(Provided records begins)

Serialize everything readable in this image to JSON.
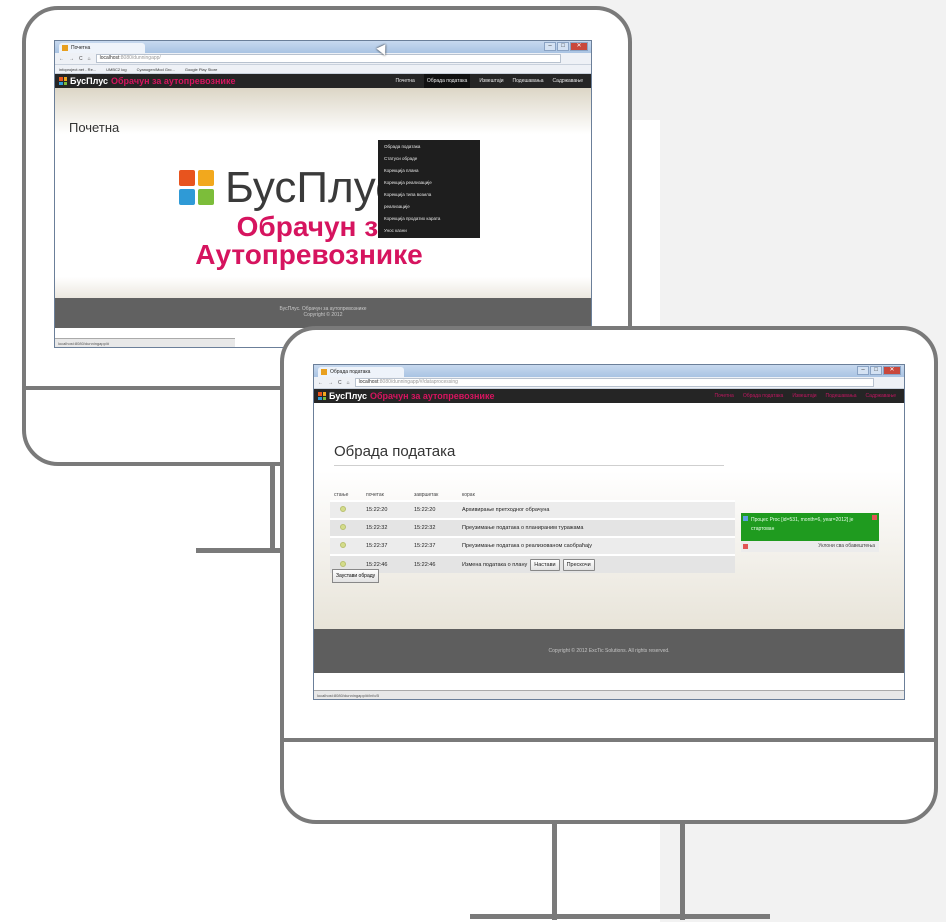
{
  "window_home": {
    "tab_title": "Почетна",
    "url_host": "localhost",
    "url_rest": ":8080/dunningapp/",
    "bookmarks": [
      "infoproject.net - Re...",
      "UMBC2 log",
      "Cyanogen/Mod Gro...",
      "Google Play Store"
    ],
    "app_name": "БусПлус",
    "app_subtitle": "Обрачун за аутопревознике",
    "nav": [
      "Почетна",
      "Обрада података",
      "Извештаји",
      "Подешавања",
      "Садржавање"
    ],
    "dropdown": [
      "Обрада података",
      "Статуси обраде",
      "Корекција плана",
      "Корекција реализације",
      "Корекција типа возила",
      "реализације",
      "Корекција продатих карата",
      "Унос казни"
    ],
    "page_title": "Почетна",
    "logo_name": "БусПлус",
    "logo_line1": "Обрачун за",
    "logo_line2": "Аутопревознике",
    "footer_line1": "БусПлус. Обрачун за аутопревознике",
    "footer_line2": "Copyright © 2012",
    "status_url": "localhost:8080/dunningapp/#"
  },
  "window_processing": {
    "tab_title": "Обрада података",
    "url_host": "localhost",
    "url_rest": ":8080/dunningapp/#/dataprocessing",
    "app_name": "БусПлус",
    "app_subtitle": "Обрачун за аутопревознике",
    "nav": [
      "Почетна",
      "Обрада података",
      "Извештаји",
      "Подешавања",
      "Садржавање"
    ],
    "page_title": "Обрада података",
    "columns": [
      "стање",
      "почетак",
      "завршетак",
      "корак"
    ],
    "rows": [
      {
        "start": "15:22:20",
        "end": "15:22:20",
        "step": "Архивирање претходног обрачуна"
      },
      {
        "start": "15:22:32",
        "end": "15:22:32",
        "step": "Преузимање података о планираним туражама"
      },
      {
        "start": "15:22:37",
        "end": "15:22:37",
        "step": "Преузимање података о реализованом саобраћају"
      },
      {
        "start": "15:22:46",
        "end": "15:22:46",
        "step": "Измена података о плану"
      }
    ],
    "continue_label": "Настави",
    "skip_label": "Прескочи",
    "stop_label": "Заустави обраду",
    "notice_text": "Процес Proc [id=531, month=6, year=2012] је стартован",
    "clear_label": "Уклони сва обавештења",
    "footer": "Copyright © 2012 ExcTic Solutions. All rights reserved.",
    "status_url": "localhost:8080/dunningapp/#/info/5"
  },
  "colors": {
    "brand_magenta": "#d6145f",
    "notice_green": "#1f9b1f",
    "app_bar": "#252525",
    "monitor_frame": "#7a7a7a"
  }
}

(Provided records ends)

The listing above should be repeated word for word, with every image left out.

Result for this task ::
Serialize everything readable in this image to JSON.
{
  "window_home": {
    "tab_title": "Почетна",
    "url_host": "localhost",
    "url_rest": ":8080/dunningapp/",
    "bookmarks": [
      "infoproject.net - Re...",
      "UMBC2 log",
      "Cyanogen/Mod Gro...",
      "Google Play Store"
    ],
    "app_name": "БусПлус",
    "app_subtitle": "Обрачун за аутопревознике",
    "nav": [
      "Почетна",
      "Обрада података",
      "Извештаји",
      "Подешавања",
      "Садржавање"
    ],
    "dropdown": [
      "Обрада података",
      "Статуси обраде",
      "Корекција плана",
      "Корекција реализације",
      "Корекција типа возила",
      "реализације",
      "Корекција продатих карата",
      "Унос казни"
    ],
    "page_title": "Почетна",
    "logo_name": "БусПлус",
    "logo_line1": "Обрачун за",
    "logo_line2": "Аутопревознике",
    "footer_line1": "БусПлус. Обрачун за аутопревознике",
    "footer_line2": "Copyright © 2012",
    "status_url": "localhost:8080/dunningapp/#"
  },
  "window_processing": {
    "tab_title": "Обрада података",
    "url_host": "localhost",
    "url_rest": ":8080/dunningapp/#/dataprocessing",
    "app_name": "БусПлус",
    "app_subtitle": "Обрачун за аутопревознике",
    "nav": [
      "Почетна",
      "Обрада података",
      "Извештаји",
      "Подешавања",
      "Садржавање"
    ],
    "page_title": "Обрада података",
    "columns": [
      "стање",
      "почетак",
      "завршетак",
      "корак"
    ],
    "rows": [
      {
        "start": "15:22:20",
        "end": "15:22:20",
        "step": "Архивирање претходног обрачуна"
      },
      {
        "start": "15:22:32",
        "end": "15:22:32",
        "step": "Преузимање података о планираним туражама"
      },
      {
        "start": "15:22:37",
        "end": "15:22:37",
        "step": "Преузимање података о реализованом саобраћају"
      },
      {
        "start": "15:22:46",
        "end": "15:22:46",
        "step": "Измена података о плану"
      }
    ],
    "continue_label": "Настави",
    "skip_label": "Прескочи",
    "stop_label": "Заустави обраду",
    "notice_text": "Процес Proc [id=531, month=6, year=2012] је стартован",
    "clear_label": "Уклони сва обавештења",
    "footer": "Copyright © 2012 ExcTic Solutions. All rights reserved.",
    "status_url": "localhost:8080/dunningapp/#/info/5"
  },
  "colors": {
    "brand_magenta": "#d6145f",
    "notice_green": "#1f9b1f",
    "app_bar": "#252525",
    "monitor_frame": "#7a7a7a"
  }
}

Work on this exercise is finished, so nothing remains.